**Dataset rows for apps and sites**
○ ○ ○ ○
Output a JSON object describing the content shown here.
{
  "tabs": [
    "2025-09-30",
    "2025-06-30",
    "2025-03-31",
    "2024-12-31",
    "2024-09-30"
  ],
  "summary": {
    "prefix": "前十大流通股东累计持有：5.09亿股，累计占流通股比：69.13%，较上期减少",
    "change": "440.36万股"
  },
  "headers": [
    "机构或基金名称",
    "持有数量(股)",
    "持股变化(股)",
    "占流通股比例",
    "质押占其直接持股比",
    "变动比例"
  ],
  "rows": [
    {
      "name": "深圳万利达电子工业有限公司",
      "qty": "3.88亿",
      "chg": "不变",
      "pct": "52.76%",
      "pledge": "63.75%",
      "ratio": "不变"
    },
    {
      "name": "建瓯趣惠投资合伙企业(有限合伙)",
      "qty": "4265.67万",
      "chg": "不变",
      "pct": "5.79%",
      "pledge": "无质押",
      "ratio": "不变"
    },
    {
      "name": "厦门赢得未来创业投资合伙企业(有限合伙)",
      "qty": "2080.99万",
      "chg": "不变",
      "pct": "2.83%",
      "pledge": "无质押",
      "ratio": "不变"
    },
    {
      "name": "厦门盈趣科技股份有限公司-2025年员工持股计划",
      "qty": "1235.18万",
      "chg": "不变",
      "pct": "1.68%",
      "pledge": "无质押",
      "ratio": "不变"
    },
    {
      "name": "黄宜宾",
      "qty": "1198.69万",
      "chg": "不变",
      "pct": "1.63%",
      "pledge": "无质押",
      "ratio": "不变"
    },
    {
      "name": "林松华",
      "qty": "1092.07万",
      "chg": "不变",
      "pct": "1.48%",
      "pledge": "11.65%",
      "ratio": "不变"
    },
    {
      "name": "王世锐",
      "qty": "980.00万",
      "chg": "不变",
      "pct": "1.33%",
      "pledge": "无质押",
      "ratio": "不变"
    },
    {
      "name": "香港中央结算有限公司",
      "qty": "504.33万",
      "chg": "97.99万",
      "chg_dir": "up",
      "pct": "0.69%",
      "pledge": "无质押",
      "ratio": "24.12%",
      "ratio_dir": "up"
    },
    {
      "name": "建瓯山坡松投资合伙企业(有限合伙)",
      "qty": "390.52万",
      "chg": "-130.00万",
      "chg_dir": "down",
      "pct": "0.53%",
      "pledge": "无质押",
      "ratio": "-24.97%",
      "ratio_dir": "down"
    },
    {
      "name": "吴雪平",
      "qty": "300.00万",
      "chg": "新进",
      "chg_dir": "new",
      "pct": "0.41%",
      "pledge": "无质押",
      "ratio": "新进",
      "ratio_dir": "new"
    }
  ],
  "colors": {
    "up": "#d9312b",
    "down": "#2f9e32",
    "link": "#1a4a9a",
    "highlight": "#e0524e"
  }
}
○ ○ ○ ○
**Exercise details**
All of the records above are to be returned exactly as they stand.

**Solution for this problem**
Output a JSON object describing the content shown here.
{
  "tabs": [
    "2025-09-30",
    "2025-06-30",
    "2025-03-31",
    "2024-12-31",
    "2024-09-30"
  ],
  "summary": {
    "prefix": "前十大流通股东累计持有：5.09亿股，累计占流通股比：69.13%，较上期减少",
    "change": "440.36万股"
  },
  "headers": [
    "机构或基金名称",
    "持有数量(股)",
    "持股变化(股)",
    "占流通股比例",
    "质押占其直接持股比",
    "变动比例"
  ],
  "rows": [
    {
      "name": "深圳万利达电子工业有限公司",
      "qty": "3.88亿",
      "chg": "不变",
      "pct": "52.76%",
      "pledge": "63.75%",
      "ratio": "不变"
    },
    {
      "name": "建瓯趣惠投资合伙企业(有限合伙)",
      "qty": "4265.67万",
      "chg": "不变",
      "pct": "5.79%",
      "pledge": "无质押",
      "ratio": "不变"
    },
    {
      "name": "厦门赢得未来创业投资合伙企业(有限合伙)",
      "qty": "2080.99万",
      "chg": "不变",
      "pct": "2.83%",
      "pledge": "无质押",
      "ratio": "不变"
    },
    {
      "name": "厦门盈趣科技股份有限公司-2025年员工持股计划",
      "qty": "1235.18万",
      "chg": "不变",
      "pct": "1.68%",
      "pledge": "无质押",
      "ratio": "不变"
    },
    {
      "name": "黄宜宾",
      "qty": "1198.69万",
      "chg": "不变",
      "pct": "1.63%",
      "pledge": "无质押",
      "ratio": "不变"
    },
    {
      "name": "林松华",
      "qty": "1092.07万",
      "chg": "不变",
      "pct": "1.48%",
      "pledge": "11.65%",
      "ratio": "不变"
    },
    {
      "name": "王世锐",
      "qty": "980.00万",
      "chg": "不变",
      "pct": "1.33%",
      "pledge": "无质押",
      "ratio": "不变"
    },
    {
      "name": "香港中央结算有限公司",
      "qty": "504.33万",
      "chg": "97.99万",
      "chg_dir": "up",
      "pct": "0.69%",
      "pledge": "无质押",
      "ratio": "24.12%",
      "ratio_dir": "up"
    },
    {
      "name": "建瓯山坡松投资合伙企业(有限合伙)",
      "qty": "390.52万",
      "chg": "-130.00万",
      "chg_dir": "down",
      "pct": "0.53%",
      "pledge": "无质押",
      "ratio": "-24.97%",
      "ratio_dir": "down"
    },
    {
      "name": "吴雪平",
      "qty": "300.00万",
      "chg": "新进",
      "chg_dir": "new",
      "pct": "0.41%",
      "pledge": "无质押",
      "ratio": "新进",
      "ratio_dir": "new"
    }
  ],
  "colors": {
    "up": "#d9312b",
    "down": "#2f9e32",
    "link": "#1a4a9a",
    "highlight": "#e0524e"
  }
}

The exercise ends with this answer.